Refugees in Malaysia are upset and frustrated by a lack of fairness in the recent refugee swap deal signed by Malaysia and Australia. Under the deal, Australia will send 800 asylum-seekers to Malaysia. The refugees will receive “special treatment,” as opposed to the traditionally poor treatment afforded refugees in the country.
The founder of a human rights group has warned that as lawlessness and instability grow in Afghanistan, oppressed ethnic minorities such as the Hazara will flee Afghanistan in large numbers for Australia.
Niamatullah Ibrahimi, the founder of a Kabul-based group Afghanistan Watch, said that the new refugee swap agreement between Australia and Malaysia would not deter many Afghans from seeking asylum in Australia. “At the end of the day, it will not affect the causes that make people flee Afghanistan and claim asylum,” he said.
Some refugees currently in Malaysia have even suggested the idea that they may attempt to travel to Australia by boat so that they, too, can receive favoured treatment.
A few hundred Hazara refugees currently living in Kuala Lumpur and elsewhere in Malaysia have written a letter to the highest Australian authorities asking for help, and explaining the precarious situation they face if forced to remain in Afghanistan. All of the signees are recognized as refugees by the UN High Commissioner for Refugees.
Report & Analysis: Human rights leader warns Gillard to expect flood of asylum-seekers[The Australian, 29 Jul 2011]
Amidst the criticism, Malaysia has reconsidered its position on work rights for all refugees, and Malaysian human rights commissioner James Nayagam has said that legal work rights will be extended to all refugees, not solely the 800 sent from Australia.
The refugees will be fingerprinted in an ongoing government effort to document all foreign workers in the country.
Still, there is some scepticism over the latest move, as Irene Fernandez, the executive director of the Malaysian refugee rights group “Tenaganita,” explained that refugees would have to pay a fee to be registered as legal workers, and then another to receive a work permit. As this is quite costly, Fernandez expressed concern that employers might not be willing to pay for the process.
Report & Analysis: Malaysia’s work rights for refugees [Sydney Morning Herald, 29 Jul 2011]
Amnesty International warned that the new agreement will not deter asylum-seekers from taking boats to Australia, and in fact, may actually act as a “pull factor” in stimulating more refugees.
Report: Deal a ‘pull factor’ [Canberra Times, 29 Jul 2011]
Under the $292 million agreement signed by Australia and Malaysia in Kuala Lumpur on Monday, the next 800 asylum-seekers who reach Australia will be transferred to Malaysia. In return, Australia will receive 4,000 refugees from Malaysia in the next four years.
The Australian Green party has referred the deal to a Senate inquiry for investigation, with one representative claiming that “The Australian government has ignored the historic condemnation of this agreement by both houses of parliament and is intent on carrying out the forcible expulsion of 800 vulnerable people.”
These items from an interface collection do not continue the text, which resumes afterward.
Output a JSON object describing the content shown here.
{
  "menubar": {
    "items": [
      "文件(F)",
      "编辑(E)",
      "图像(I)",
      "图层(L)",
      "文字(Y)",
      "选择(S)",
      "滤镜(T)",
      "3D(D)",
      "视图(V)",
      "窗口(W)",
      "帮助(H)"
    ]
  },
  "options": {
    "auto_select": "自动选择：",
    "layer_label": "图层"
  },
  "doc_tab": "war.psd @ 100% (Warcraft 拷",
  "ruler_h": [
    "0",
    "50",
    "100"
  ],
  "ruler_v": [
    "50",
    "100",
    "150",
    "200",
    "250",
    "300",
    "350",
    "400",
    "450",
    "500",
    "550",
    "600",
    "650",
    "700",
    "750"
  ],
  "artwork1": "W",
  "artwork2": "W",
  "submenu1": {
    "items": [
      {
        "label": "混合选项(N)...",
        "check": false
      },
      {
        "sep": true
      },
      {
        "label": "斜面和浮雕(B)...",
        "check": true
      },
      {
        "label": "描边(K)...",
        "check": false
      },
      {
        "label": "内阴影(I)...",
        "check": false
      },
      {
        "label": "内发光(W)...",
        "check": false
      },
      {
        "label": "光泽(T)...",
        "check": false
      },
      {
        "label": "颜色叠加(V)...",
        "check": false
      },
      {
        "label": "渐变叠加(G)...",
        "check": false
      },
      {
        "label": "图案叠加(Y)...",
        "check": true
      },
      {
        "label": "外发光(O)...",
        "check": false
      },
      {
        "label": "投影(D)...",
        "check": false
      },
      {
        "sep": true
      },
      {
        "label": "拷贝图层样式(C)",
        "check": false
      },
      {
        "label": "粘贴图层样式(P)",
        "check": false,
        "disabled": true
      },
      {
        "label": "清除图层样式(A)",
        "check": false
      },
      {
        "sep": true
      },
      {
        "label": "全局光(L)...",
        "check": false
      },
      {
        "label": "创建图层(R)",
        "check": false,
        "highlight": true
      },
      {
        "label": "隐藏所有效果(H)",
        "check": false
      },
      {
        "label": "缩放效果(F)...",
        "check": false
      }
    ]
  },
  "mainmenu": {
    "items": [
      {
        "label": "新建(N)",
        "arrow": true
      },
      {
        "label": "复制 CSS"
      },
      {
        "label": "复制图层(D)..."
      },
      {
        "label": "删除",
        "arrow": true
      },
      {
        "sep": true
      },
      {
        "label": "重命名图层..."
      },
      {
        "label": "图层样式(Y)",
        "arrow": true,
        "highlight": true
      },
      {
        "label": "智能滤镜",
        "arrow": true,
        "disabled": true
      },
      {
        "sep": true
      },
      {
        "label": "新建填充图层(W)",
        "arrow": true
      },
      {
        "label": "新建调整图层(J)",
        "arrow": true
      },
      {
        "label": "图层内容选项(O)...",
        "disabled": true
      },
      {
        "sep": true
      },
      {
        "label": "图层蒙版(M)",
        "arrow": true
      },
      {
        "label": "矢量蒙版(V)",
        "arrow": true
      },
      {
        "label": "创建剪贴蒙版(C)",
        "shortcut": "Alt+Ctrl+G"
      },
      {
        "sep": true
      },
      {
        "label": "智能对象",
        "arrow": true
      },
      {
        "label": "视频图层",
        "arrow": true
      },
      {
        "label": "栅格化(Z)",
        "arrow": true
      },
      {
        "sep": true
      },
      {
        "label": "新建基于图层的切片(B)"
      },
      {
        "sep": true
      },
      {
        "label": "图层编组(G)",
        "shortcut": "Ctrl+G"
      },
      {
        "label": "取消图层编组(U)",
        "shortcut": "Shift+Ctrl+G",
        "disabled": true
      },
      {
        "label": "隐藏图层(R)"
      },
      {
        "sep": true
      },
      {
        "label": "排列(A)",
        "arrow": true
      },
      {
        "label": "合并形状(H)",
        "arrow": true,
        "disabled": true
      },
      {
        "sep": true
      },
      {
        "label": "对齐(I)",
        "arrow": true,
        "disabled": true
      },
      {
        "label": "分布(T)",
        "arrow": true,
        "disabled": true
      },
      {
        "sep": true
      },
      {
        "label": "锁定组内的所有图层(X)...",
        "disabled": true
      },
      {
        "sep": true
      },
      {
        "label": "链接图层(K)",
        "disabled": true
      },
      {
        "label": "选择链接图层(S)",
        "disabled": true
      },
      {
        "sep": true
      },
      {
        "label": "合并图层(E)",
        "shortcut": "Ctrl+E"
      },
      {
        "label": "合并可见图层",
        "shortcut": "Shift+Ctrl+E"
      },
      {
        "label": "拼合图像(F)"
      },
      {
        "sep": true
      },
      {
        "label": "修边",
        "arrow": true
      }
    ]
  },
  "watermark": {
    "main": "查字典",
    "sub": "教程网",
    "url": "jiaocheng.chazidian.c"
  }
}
The Senate will investigate whether the agreement is in accordance with Australia’s human rights standards, in addition to the full cost of the deal.
Report & Analysis: Greens send asylum seeker swap to inquiry [Sydney Morning Herald, 29 Jul 2011]